Rhoda moved with her husband to Tennessee where she lived until the out-break of the Civil War. At the close of the war she moved with the family to Dallas County, Iowa, where she has since resided except for a short stay in Kansas and Colorado. Mr. Neal died on November 28th, 1898. Mrs. Neal had a birth right in the Friends Church, remaining in that faith until 1899, when she united with the Presbyterian Church of Dexter of which she was a member at the time of her death.

Note: In Tennessee, John and Rhoda lived with “the old folks,” Thomas and Nancy Neal. She had to help out with cutting fabric, sewing, etc., for John’s brother’s family, as the wife was ill. John Neal (1836-1898) started the War Between the States wearing grey, in Co. H, 3rd Forrest’s Tennessee Cavalry. He deserted. His own brother Jesse D. Neal was in the Union army.

Born in Tennessee:

Cynthia Magnolia (Neal) Miller (1857-1930) and Hannah Jane (Neal) Doling (1859-1952)

Note: Rhoda’s obituary doesn’t say that she lived in Indiana again, but her husband John joined Co. A, 9th Reg. Indiana Cavalry. Two more daughters were born in Indiana. Rhoda and her children lived in a house on the corner of her father’s farm while John was in the war.

Born in Indiana:

Nancy Belle (Neal) Andrew (1861-1920/1) and Dora Ellen (Neal) Andrew (1863-1900)

After the war, John and Rhoda moved to Iowa, where many relatives were living, including Rhoda’s grandfather, Miles Marshall, and several uncles. Their last two children were born at Dexter, including their only son.

Born in Iowa:

Ida Minerva (Neal) Andrew (1866-1957)and Orlando Swain “O.S.” Neal (1868-1945)

Rhoda1 (2)
I found this picture in the Dexter Museum. It says they are “John Neal” and “Mrs. John Neal.” I’d never seen the picture before.

Rho (2)

The funeral services were held from the home of her daughter, Mrs. J. H. Andrew on Thursday at 1:30, conducted by the Rev. Neill, assisted by Rev. HagenFritz, at which time they paid touching tribute to the fine, long life that she had lived.

A double quartette, consisting of eight of the grandchildren, sang and six of the grandsons acted as pallbearers.

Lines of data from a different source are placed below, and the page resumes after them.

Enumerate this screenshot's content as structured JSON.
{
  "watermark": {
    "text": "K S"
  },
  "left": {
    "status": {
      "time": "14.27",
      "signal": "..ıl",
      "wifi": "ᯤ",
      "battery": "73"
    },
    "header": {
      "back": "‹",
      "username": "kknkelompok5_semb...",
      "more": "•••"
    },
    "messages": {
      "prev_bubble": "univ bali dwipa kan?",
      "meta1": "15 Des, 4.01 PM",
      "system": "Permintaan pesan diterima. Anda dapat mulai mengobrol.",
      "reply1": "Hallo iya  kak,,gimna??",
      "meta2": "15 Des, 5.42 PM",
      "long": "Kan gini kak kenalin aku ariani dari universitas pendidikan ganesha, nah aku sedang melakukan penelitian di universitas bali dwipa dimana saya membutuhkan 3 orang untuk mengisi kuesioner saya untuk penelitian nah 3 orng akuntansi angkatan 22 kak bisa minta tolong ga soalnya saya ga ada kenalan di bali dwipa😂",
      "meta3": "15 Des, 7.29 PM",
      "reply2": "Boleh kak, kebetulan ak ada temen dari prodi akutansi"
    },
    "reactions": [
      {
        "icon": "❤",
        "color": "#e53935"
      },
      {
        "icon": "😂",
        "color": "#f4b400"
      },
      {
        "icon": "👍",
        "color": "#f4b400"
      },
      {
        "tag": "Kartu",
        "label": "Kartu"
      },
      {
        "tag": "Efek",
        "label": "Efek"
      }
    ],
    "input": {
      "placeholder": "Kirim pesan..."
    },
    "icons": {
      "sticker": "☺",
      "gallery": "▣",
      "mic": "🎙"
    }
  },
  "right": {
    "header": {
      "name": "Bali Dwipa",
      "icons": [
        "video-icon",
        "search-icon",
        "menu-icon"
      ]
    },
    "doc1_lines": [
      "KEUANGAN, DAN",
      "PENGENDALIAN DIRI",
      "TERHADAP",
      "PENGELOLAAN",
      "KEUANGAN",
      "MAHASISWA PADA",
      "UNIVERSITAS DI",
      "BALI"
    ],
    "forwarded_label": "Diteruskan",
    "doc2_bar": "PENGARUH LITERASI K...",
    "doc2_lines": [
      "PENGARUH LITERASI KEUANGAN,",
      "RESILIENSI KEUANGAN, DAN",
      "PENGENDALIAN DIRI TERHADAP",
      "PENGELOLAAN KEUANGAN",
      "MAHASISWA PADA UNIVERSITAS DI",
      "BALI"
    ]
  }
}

Those included in the double quartette were Mrs. Greta Golden, Miss Marjorie Neal, Mrs. Clyde Martin, Miss Gertrude Andrew, Mr. Rollin Andrew, Mr. Kenneth Neal, Mrs. William Andrew, Jr., and Keith J. Neal.

The pall bearers were Mrs. Ryal Miller of Mitchell, So. Dak., R. N. Andrew, Maurice Neal, Kenneth Neal, William Andrew and Keith Neal.

Those attended the funeral service from a distance included Mrs. H. C. Miller of Lake Andes, S. D., Mrs. C. W. Doling of Manitou, Colo., Mr. Ryal Miller of Mitchell, So. Dak., and Mrs. Greta Golden of Hillsdale, Ill.


Note: John Neal’s parents moved to Dexter, where they are buried. John’s brother Jesse is buried at Roberts Cemetery, Stanzel, Adair County, Iowa.



  1. Thank you for sharing this story.  I am liking every one that you are sending.It is nice to know where you come from and where the people came from.  It sure seem like a lot of them ended up in Dexter.

    • Amen! And my great grandfather was the youngest. He was a regular cut-up, as I understand it. So was my grandfather, who must have learned it from him, and it’s even filtered down among my cousins. Quite a surprise to see what his sisters looked like!

    • I was surprised to learn that my great grandfather was the youngest of all those sisters, and that those great pictures ended up with me. Having a blog and Facebook cousin pages sure make it handy to share them with distant relatives.

Leave a Reply

This site uses Akismet to reduce spam. Learn how your comment data is processed.